[Excerpts from an interface dataset]

═══

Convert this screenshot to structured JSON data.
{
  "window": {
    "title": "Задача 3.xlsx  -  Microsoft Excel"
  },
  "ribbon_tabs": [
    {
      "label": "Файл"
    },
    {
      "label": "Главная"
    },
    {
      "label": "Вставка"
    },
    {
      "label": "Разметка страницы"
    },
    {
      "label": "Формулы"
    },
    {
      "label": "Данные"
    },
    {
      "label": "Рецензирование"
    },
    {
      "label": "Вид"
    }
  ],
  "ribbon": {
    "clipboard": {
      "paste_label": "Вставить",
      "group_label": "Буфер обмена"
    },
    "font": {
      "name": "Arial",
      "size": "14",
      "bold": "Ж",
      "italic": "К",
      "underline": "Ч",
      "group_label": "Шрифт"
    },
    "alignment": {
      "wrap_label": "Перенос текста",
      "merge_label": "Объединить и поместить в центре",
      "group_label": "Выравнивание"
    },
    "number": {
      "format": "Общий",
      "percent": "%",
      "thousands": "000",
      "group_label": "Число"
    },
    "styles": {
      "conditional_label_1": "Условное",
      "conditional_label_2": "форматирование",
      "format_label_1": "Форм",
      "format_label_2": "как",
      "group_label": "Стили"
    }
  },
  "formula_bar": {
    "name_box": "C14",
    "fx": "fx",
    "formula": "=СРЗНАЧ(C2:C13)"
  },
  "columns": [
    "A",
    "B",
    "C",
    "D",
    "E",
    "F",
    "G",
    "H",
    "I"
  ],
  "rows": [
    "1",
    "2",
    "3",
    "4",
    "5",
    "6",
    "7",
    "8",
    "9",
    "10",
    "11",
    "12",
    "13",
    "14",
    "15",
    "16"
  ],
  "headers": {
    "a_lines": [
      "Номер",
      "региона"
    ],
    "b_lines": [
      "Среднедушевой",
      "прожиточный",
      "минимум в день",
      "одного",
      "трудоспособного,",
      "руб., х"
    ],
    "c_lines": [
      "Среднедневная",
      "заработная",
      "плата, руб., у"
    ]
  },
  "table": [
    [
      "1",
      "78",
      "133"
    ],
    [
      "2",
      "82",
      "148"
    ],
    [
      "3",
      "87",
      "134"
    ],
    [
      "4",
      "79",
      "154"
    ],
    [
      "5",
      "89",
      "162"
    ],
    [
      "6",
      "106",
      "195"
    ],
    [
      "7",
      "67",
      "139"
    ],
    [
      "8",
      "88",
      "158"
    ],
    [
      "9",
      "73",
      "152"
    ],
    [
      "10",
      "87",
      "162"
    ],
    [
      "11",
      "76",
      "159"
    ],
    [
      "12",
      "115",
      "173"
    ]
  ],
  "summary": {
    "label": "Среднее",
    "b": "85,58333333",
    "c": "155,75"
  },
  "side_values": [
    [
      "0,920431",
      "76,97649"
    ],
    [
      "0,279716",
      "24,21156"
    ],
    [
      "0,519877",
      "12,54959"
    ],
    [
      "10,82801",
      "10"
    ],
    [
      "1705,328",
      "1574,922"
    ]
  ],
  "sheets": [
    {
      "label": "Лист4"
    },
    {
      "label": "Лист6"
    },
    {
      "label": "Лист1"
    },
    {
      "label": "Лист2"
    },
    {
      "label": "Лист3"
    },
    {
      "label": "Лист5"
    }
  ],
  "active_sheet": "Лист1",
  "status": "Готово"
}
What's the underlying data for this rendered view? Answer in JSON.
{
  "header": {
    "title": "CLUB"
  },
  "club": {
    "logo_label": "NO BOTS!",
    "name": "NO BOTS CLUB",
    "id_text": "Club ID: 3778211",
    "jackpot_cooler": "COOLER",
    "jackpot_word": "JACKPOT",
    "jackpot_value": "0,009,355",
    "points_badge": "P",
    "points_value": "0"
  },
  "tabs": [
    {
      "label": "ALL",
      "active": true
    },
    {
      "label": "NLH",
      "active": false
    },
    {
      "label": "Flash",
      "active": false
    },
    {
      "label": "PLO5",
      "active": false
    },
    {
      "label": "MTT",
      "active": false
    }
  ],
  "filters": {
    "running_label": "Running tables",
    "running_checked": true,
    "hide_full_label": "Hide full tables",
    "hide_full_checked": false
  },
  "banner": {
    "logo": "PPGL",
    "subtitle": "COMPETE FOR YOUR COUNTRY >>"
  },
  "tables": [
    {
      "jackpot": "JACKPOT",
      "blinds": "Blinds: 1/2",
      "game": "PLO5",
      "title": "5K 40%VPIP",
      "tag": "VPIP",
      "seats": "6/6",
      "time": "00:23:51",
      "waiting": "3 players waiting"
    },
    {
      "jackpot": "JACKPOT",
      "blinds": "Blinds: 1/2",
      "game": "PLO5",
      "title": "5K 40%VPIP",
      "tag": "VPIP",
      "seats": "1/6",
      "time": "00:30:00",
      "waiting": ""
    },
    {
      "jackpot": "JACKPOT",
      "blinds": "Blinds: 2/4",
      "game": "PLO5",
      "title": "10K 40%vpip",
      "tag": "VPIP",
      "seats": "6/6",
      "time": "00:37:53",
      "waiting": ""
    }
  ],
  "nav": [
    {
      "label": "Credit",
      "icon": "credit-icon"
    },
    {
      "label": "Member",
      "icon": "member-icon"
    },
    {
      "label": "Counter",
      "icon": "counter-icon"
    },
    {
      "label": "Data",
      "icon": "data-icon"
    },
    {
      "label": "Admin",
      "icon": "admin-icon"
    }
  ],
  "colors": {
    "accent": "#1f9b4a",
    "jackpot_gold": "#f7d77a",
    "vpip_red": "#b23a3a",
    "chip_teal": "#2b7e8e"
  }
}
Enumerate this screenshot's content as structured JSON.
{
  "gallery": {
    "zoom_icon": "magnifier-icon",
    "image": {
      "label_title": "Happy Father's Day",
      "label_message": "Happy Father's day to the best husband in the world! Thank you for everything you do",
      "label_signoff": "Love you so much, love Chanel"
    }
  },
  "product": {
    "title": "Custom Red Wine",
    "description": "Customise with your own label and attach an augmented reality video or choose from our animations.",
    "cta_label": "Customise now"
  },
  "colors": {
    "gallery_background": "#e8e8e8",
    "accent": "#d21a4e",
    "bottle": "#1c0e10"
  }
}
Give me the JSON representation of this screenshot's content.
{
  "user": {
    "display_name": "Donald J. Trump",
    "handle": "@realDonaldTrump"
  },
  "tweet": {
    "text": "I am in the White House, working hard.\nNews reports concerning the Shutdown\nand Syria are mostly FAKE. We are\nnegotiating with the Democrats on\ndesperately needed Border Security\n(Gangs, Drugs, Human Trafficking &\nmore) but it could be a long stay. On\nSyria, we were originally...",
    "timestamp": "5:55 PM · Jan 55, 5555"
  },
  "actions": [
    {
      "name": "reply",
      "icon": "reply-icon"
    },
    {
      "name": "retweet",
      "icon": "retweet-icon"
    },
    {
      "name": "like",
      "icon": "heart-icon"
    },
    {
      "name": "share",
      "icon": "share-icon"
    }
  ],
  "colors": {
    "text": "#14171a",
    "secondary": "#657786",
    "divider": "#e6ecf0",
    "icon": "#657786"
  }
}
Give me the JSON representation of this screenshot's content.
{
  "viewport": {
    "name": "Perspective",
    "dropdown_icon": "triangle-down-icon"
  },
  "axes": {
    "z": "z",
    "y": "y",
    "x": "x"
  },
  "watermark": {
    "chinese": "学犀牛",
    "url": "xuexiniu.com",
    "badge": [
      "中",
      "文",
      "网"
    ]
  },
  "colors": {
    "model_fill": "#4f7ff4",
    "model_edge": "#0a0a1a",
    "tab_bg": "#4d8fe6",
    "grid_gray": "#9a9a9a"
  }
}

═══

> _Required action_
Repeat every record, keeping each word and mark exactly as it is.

> _Response to this task_
Convert this screenshot to structured JSON data.
{
  "window": {
    "title": "Задача 3.xlsx  -  Microsoft Excel"
  },
  "ribbon_tabs": [
    {
      "label": "Файл"
    },
    {
      "label": "Главная"
    },
    {
      "label": "Вставка"
    },
    {
      "label": "Разметка страницы"
    },
    {
      "label": "Формулы"
    },
    {
      "label": "Данные"
    },
    {
      "label": "Рецензирование"
    },
    {
      "label": "Вид"
    }
  ],
  "ribbon": {
    "clipboard": {
      "paste_label": "Вставить",
      "group_label": "Буфер обмена"
    },
    "font": {
      "name": "Arial",
      "size": "14",
      "bold": "Ж",
      "italic": "К",
      "underline": "Ч",
      "group_label": "Шрифт"
    },
    "alignment": {
      "wrap_label": "Перенос текста",
      "merge_label": "Объединить и поместить в центре",
      "group_label": "Выравнивание"
    },
    "number": {
      "format": "Общий",
      "percent": "%",
      "thousands": "000",
      "group_label": "Число"
    },
    "styles": {
      "conditional_label_1": "Условное",
      "conditional_label_2": "форматирование",
      "format_label_1": "Форм",
      "format_label_2": "как",
      "group_label": "Стили"
    }
  },
  "formula_bar": {
    "name_box": "C14",
    "fx": "fx",
    "formula": "=СРЗНАЧ(C2:C13)"
  },
  "columns": [
    "A",
    "B",
    "C",
    "D",
    "E",
    "F",
    "G",
    "H",
    "I"
  ],
  "rows": [
    "1",
    "2",
    "3",
    "4",
    "5",
    "6",
    "7",
    "8",
    "9",
    "10",
    "11",
    "12",
    "13",
    "14",
    "15",
    "16"
  ],
  "headers": {
    "a_lines": [
      "Номер",
      "региона"
    ],
    "b_lines": [
      "Среднедушевой",
      "прожиточный",
      "минимум в день",
      "одного",
      "трудоспособного,",
      "руб., х"
    ],
    "c_lines": [
      "Среднедневная",
      "заработная",
      "плата, руб., у"
    ]
  },
  "table": [
    [
      "1",
      "78",
      "133"
    ],
    [
      "2",
      "82",
      "148"
    ],
    [
      "3",
      "87",
      "134"
    ],
    [
      "4",
      "79",
      "154"
    ],
    [
      "5",
      "89",
      "162"
    ],
    [
      "6",
      "106",
      "195"
    ],
    [
      "7",
      "67",
      "139"
    ],
    [
      "8",
      "88",
      "158"
    ],
    [
      "9",
      "73",
      "152"
    ],
    [
      "10",
      "87",
      "162"
    ],
    [
      "11",
      "76",
      "159"
    ],
    [
      "12",
      "115",
      "173"
    ]
  ],
  "summary": {
    "label": "Среднее",
    "b": "85,58333333",
    "c": "155,75"
  },
  "side_values": [
    [
      "0,920431",
      "76,97649"
    ],
    [
      "0,279716",
      "24,21156"
    ],
    [
      "0,519877",
      "12,54959"
    ],
    [
      "10,82801",
      "10"
    ],
    [
      "1705,328",
      "1574,922"
    ]
  ],
  "sheets": [
    {
      "label": "Лист4"
    },
    {
      "label": "Лист6"
    },
    {
      "label": "Лист1"
    },
    {
      "label": "Лист2"
    },
    {
      "label": "Лист3"
    },
    {
      "label": "Лист5"
    }
  ],
  "active_sheet": "Лист1",
  "status": "Готово"
}
What's the underlying data for this rendered view? Answer in JSON.
{
  "header": {
    "title": "CLUB"
  },
  "club": {
    "logo_label": "NO BOTS!",
    "name": "NO BOTS CLUB",
    "id_text": "Club ID: 3778211",
    "jackpot_cooler": "COOLER",
    "jackpot_word": "JACKPOT",
    "jackpot_value": "0,009,355",
    "points_badge": "P",
    "points_value": "0"
  },
  "tabs": [
    {
      "label": "ALL",
      "active": true
    },
    {
      "label": "NLH",
      "active": false
    },
    {
      "label": "Flash",
      "active": false
    },
    {
      "label": "PLO5",
      "active": false
    },
    {
      "label": "MTT",
      "active": false
    }
  ],
  "filters": {
    "running_label": "Running tables",
    "running_checked": true,
    "hide_full_label": "Hide full tables",
    "hide_full_checked": false
  },
  "banner": {
    "logo": "PPGL",
    "subtitle": "COMPETE FOR YOUR COUNTRY >>"
  },
  "tables": [
    {
      "jackpot": "JACKPOT",
      "blinds": "Blinds: 1/2",
      "game": "PLO5",
      "title": "5K 40%VPIP",
      "tag": "VPIP",
      "seats": "6/6",
      "time": "00:23:51",
      "waiting": "3 players waiting"
    },
    {
      "jackpot": "JACKPOT",
      "blinds": "Blinds: 1/2",
      "game": "PLO5",
      "title": "5K 40%VPIP",
      "tag": "VPIP",
      "seats": "1/6",
      "time": "00:30:00",
      "waiting": ""
    },
    {
      "jackpot": "JACKPOT",
      "blinds": "Blinds: 2/4",
      "game": "PLO5",
      "title": "10K 40%vpip",
      "tag": "VPIP",
      "seats": "6/6",
      "time": "00:37:53",
      "waiting": ""
    }
  ],
  "nav": [
    {
      "label": "Credit",
      "icon": "credit-icon"
    },
    {
      "label": "Member",
      "icon": "member-icon"
    },
    {
      "label": "Counter",
      "icon": "counter-icon"
    },
    {
      "label": "Data",
      "icon": "data-icon"
    },
    {
      "label": "Admin",
      "icon": "admin-icon"
    }
  ],
  "colors": {
    "accent": "#1f9b4a",
    "jackpot_gold": "#f7d77a",
    "vpip_red": "#b23a3a",
    "chip_teal": "#2b7e8e"
  }
}
Enumerate this screenshot's content as structured JSON.
{
  "gallery": {
    "zoom_icon": "magnifier-icon",
    "image": {
      "label_title": "Happy Father's Day",
      "label_message": "Happy Father's day to the best husband in the world! Thank you for everything you do",
      "label_signoff": "Love you so much, love Chanel"
    }
  },
  "product": {
    "title": "Custom Red Wine",
    "description": "Customise with your own label and attach an augmented reality video or choose from our animations.",
    "cta_label": "Customise now"
  },
  "colors": {
    "gallery_background": "#e8e8e8",
    "accent": "#d21a4e",
    "bottle": "#1c0e10"
  }
}
Give me the JSON representation of this screenshot's content.
{
  "user": {
    "display_name": "Donald J. Trump",
    "handle": "@realDonaldTrump"
  },
  "tweet": {
    "text": "I am in the White House, working hard.\nNews reports concerning the Shutdown\nand Syria are mostly FAKE. We are\nnegotiating with the Democrats on\ndesperately needed Border Security\n(Gangs, Drugs, Human Trafficking &\nmore) but it could be a long stay. On\nSyria, we were originally...",
    "timestamp": "5:55 PM · Jan 55, 5555"
  },
  "actions": [
    {
      "name": "reply",
      "icon": "reply-icon"
    },
    {
      "name": "retweet",
      "icon": "retweet-icon"
    },
    {
      "name": "like",
      "icon": "heart-icon"
    },
    {
      "name": "share",
      "icon": "share-icon"
    }
  ],
  "colors": {
    "text": "#14171a",
    "secondary": "#657786",
    "divider": "#e6ecf0",
    "icon": "#657786"
  }
}
Give me the JSON representation of this screenshot's content.
{
  "viewport": {
    "name": "Perspective",
    "dropdown_icon": "triangle-down-icon"
  },
  "axes": {
    "z": "z",
    "y": "y",
    "x": "x"
  },
  "watermark": {
    "chinese": "学犀牛",
    "url": "xuexiniu.com",
    "badge": [
      "中",
      "文",
      "网"
    ]
  },
  "colors": {
    "model_fill": "#4f7ff4",
    "model_edge": "#0a0a1a",
    "tab_bg": "#4d8fe6",
    "grid_gray": "#9a9a9a"
  }
}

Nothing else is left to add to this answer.